**EXERCISE AIM**: Give the data again in full. Keep every line the same.

**RECORDS**:

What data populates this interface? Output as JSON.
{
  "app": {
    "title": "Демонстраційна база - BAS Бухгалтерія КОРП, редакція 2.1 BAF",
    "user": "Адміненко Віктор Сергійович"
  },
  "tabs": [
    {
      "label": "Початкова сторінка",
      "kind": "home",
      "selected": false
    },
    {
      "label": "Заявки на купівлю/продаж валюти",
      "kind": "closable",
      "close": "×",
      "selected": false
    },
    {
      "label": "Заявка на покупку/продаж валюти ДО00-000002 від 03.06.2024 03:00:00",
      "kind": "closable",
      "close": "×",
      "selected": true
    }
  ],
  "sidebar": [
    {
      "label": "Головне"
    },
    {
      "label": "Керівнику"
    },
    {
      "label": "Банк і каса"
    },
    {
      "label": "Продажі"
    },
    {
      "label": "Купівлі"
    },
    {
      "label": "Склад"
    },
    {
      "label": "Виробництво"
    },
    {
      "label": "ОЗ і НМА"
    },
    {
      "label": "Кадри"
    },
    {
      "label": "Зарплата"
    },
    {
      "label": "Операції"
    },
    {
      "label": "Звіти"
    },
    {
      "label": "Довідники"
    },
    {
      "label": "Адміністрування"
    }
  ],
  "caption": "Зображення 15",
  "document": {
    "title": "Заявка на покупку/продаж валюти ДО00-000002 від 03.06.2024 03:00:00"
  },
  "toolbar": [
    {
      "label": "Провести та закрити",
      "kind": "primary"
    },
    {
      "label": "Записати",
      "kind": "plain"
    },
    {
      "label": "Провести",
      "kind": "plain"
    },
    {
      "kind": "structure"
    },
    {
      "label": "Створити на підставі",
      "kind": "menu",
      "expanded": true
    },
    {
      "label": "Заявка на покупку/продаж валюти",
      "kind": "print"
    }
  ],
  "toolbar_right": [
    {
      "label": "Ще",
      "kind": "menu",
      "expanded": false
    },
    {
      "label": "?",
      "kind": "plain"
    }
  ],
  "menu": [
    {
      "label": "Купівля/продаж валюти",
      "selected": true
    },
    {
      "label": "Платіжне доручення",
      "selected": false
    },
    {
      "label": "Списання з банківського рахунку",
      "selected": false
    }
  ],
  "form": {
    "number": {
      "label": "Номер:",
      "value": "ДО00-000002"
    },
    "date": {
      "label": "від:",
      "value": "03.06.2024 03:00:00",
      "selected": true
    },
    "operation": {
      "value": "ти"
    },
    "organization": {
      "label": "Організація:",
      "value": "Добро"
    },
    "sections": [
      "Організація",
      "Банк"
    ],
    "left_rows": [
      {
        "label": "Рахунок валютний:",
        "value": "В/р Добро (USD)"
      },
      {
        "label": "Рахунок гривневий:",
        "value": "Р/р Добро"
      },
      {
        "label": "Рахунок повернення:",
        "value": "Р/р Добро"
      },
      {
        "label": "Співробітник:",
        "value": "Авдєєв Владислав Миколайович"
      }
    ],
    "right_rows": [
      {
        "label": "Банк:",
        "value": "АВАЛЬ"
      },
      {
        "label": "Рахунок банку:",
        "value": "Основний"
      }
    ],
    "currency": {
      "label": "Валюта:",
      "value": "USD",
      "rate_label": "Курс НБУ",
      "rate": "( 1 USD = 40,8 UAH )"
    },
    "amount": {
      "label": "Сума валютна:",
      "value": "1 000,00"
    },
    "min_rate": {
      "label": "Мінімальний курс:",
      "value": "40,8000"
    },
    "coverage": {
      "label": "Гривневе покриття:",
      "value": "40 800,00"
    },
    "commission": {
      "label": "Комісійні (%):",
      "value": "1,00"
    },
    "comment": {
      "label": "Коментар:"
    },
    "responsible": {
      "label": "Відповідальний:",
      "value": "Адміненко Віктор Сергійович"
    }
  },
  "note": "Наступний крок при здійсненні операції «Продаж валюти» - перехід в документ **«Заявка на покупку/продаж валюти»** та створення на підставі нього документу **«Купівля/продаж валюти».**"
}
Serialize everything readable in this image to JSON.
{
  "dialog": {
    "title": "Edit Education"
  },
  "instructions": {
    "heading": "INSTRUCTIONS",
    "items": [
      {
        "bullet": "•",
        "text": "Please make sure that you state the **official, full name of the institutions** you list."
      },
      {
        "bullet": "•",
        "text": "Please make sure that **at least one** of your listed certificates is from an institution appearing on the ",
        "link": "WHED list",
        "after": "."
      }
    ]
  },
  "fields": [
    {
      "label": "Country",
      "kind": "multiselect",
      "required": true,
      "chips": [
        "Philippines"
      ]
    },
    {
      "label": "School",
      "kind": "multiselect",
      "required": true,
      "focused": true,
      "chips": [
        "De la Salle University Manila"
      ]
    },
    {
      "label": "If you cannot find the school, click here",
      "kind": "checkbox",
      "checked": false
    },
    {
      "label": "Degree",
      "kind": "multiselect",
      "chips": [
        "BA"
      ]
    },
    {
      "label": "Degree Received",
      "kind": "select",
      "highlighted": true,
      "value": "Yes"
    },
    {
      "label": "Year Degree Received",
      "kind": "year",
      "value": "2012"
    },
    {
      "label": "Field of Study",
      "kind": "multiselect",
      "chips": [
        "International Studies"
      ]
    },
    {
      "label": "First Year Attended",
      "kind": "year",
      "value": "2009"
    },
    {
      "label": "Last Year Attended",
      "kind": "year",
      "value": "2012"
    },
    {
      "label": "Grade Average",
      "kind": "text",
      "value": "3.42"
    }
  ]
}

**EXERCISE RESULT**:
What data populates this interface? Output as JSON.
{
  "app": {
    "title": "Демонстраційна база - BAS Бухгалтерія КОРП, редакція 2.1 BAF",
    "user": "Адміненко Віктор Сергійович"
  },
  "tabs": [
    {
      "label": "Початкова сторінка",
      "kind": "home",
      "selected": false
    },
    {
      "label": "Заявки на купівлю/продаж валюти",
      "kind": "closable",
      "close": "×",
      "selected": false
    },
    {
      "label": "Заявка на покупку/продаж валюти ДО00-000002 від 03.06.2024 03:00:00",
      "kind": "closable",
      "close": "×",
      "selected": true
    }
  ],
  "sidebar": [
    {
      "label": "Головне"
    },
    {
      "label": "Керівнику"
    },
    {
      "label": "Банк і каса"
    },
    {
      "label": "Продажі"
    },
    {
      "label": "Купівлі"
    },
    {
      "label": "Склад"
    },
    {
      "label": "Виробництво"
    },
    {
      "label": "ОЗ і НМА"
    },
    {
      "label": "Кадри"
    },
    {
      "label": "Зарплата"
    },
    {
      "label": "Операції"
    },
    {
      "label": "Звіти"
    },
    {
      "label": "Довідники"
    },
    {
      "label": "Адміністрування"
    }
  ],
  "caption": "Зображення 15",
  "document": {
    "title": "Заявка на покупку/продаж валюти ДО00-000002 від 03.06.2024 03:00:00"
  },
  "toolbar": [
    {
      "label": "Провести та закрити",
      "kind": "primary"
    },
    {
      "label": "Записати",
      "kind": "plain"
    },
    {
      "label": "Провести",
      "kind": "plain"
    },
    {
      "kind": "structure"
    },
    {
      "label": "Створити на підставі",
      "kind": "menu",
      "expanded": true
    },
    {
      "label": "Заявка на покупку/продаж валюти",
      "kind": "print"
    }
  ],
  "toolbar_right": [
    {
      "label": "Ще",
      "kind": "menu",
      "expanded": false
    },
    {
      "label": "?",
      "kind": "plain"
    }
  ],
  "menu": [
    {
      "label": "Купівля/продаж валюти",
      "selected": true
    },
    {
      "label": "Платіжне доручення",
      "selected": false
    },
    {
      "label": "Списання з банківського рахунку",
      "selected": false
    }
  ],
  "form": {
    "number": {
      "label": "Номер:",
      "value": "ДО00-000002"
    },
    "date": {
      "label": "від:",
      "value": "03.06.2024 03:00:00",
      "selected": true
    },
    "operation": {
      "value": "ти"
    },
    "organization": {
      "label": "Організація:",
      "value": "Добро"
    },
    "sections": [
      "Організація",
      "Банк"
    ],
    "left_rows": [
      {
        "label": "Рахунок валютний:",
        "value": "В/р Добро (USD)"
      },
      {
        "label": "Рахунок гривневий:",
        "value": "Р/р Добро"
      },
      {
        "label": "Рахунок повернення:",
        "value": "Р/р Добро"
      },
      {
        "label": "Співробітник:",
        "value": "Авдєєв Владислав Миколайович"
      }
    ],
    "right_rows": [
      {
        "label": "Банк:",
        "value": "АВАЛЬ"
      },
      {
        "label": "Рахунок банку:",
        "value": "Основний"
      }
    ],
    "currency": {
      "label": "Валюта:",
      "value": "USD",
      "rate_label": "Курс НБУ",
      "rate": "( 1 USD = 40,8 UAH )"
    },
    "amount": {
      "label": "Сума валютна:",
      "value": "1 000,00"
    },
    "min_rate": {
      "label": "Мінімальний курс:",
      "value": "40,8000"
    },
    "coverage": {
      "label": "Гривневе покриття:",
      "value": "40 800,00"
    },
    "commission": {
      "label": "Комісійні (%):",
      "value": "1,00"
    },
    "comment": {
      "label": "Коментар:"
    },
    "responsible": {
      "label": "Відповідальний:",
      "value": "Адміненко Віктор Сергійович"
    }
  },
  "note": "Наступний крок при здійсненні операції «Продаж валюти» - перехід в документ **«Заявка на покупку/продаж валюти»** та створення на підставі нього документу **«Купівля/продаж валюти».**"
}
Serialize everything readable in this image to JSON.
{
  "dialog": {
    "title": "Edit Education"
  },
  "instructions": {
    "heading": "INSTRUCTIONS",
    "items": [
      {
        "bullet": "•",
        "text": "Please make sure that you state the **official, full name of the institutions** you list."
      },
      {
        "bullet": "•",
        "text": "Please make sure that **at least one** of your listed certificates is from an institution appearing on the ",
        "link": "WHED list",
        "after": "."
      }
    ]
  },
  "fields": [
    {
      "label": "Country",
      "kind": "multiselect",
      "required": true,
      "chips": [
        "Philippines"
      ]
    },
    {
      "label": "School",
      "kind": "multiselect",
      "required": true,
      "focused": true,
      "chips": [
        "De la Salle University Manila"
      ]
    },
    {
      "label": "If you cannot find the school, click here",
      "kind": "checkbox",
      "checked": false
    },
    {
      "label": "Degree",
      "kind": "multiselect",
      "chips": [
        "BA"
      ]
    },
    {
      "label": "Degree Received",
      "kind": "select",
      "highlighted": true,
      "value": "Yes"
    },
    {
      "label": "Year Degree Received",
      "kind": "year",
      "value": "2012"
    },
    {
      "label": "Field of Study",
      "kind": "multiselect",
      "chips": [
        "International Studies"
      ]
    },
    {
      "label": "First Year Attended",
      "kind": "year",
      "value": "2009"
    },
    {
      "label": "Last Year Attended",
      "kind": "year",
      "value": "2012"
    },
    {
      "label": "Grade Average",
      "kind": "text",
      "value": "3.42"
    }
  ]
}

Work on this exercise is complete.